» **Work required**:
The expected result is every entry, retyped character for character.

» **Records**:
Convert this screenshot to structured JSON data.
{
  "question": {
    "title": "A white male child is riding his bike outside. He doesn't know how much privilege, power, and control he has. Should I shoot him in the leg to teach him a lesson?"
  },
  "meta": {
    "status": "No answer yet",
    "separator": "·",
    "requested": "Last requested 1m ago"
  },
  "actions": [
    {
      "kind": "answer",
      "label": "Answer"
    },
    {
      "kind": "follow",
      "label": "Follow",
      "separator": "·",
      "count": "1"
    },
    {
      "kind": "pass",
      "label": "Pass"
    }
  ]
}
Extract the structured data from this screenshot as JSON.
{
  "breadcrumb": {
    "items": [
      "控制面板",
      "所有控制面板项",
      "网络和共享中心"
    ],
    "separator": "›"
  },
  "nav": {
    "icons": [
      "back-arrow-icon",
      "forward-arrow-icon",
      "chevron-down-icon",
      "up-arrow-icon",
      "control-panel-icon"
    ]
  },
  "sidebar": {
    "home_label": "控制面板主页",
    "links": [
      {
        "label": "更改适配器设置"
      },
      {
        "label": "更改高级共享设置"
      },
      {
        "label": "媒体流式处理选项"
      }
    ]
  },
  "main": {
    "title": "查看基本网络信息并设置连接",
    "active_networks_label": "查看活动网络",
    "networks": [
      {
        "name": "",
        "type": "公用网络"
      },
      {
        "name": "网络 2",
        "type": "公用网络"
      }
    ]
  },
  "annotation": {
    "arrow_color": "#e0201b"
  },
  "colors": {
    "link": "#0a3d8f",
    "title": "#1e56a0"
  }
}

» **Answer to this task**:
Convert this screenshot to structured JSON data.
{
  "question": {
    "title": "A white male child is riding his bike outside. He doesn't know how much privilege, power, and control he has. Should I shoot him in the leg to teach him a lesson?"
  },
  "meta": {
    "status": "No answer yet",
    "separator": "·",
    "requested": "Last requested 1m ago"
  },
  "actions": [
    {
      "kind": "answer",
      "label": "Answer"
    },
    {
      "kind": "follow",
      "label": "Follow",
      "separator": "·",
      "count": "1"
    },
    {
      "kind": "pass",
      "label": "Pass"
    }
  ]
}
Extract the structured data from this screenshot as JSON.
{
  "breadcrumb": {
    "items": [
      "控制面板",
      "所有控制面板项",
      "网络和共享中心"
    ],
    "separator": "›"
  },
  "nav": {
    "icons": [
      "back-arrow-icon",
      "forward-arrow-icon",
      "chevron-down-icon",
      "up-arrow-icon",
      "control-panel-icon"
    ]
  },
  "sidebar": {
    "home_label": "控制面板主页",
    "links": [
      {
        "label": "更改适配器设置"
      },
      {
        "label": "更改高级共享设置"
      },
      {
        "label": "媒体流式处理选项"
      }
    ]
  },
  "main": {
    "title": "查看基本网络信息并设置连接",
    "active_networks_label": "查看活动网络",
    "networks": [
      {
        "name": "",
        "type": "公用网络"
      },
      {
        "name": "网络 2",
        "type": "公用网络"
      }
    ]
  },
  "annotation": {
    "arrow_color": "#e0201b"
  },
  "colors": {
    "link": "#0a3d8f",
    "title": "#1e56a0"
  }
}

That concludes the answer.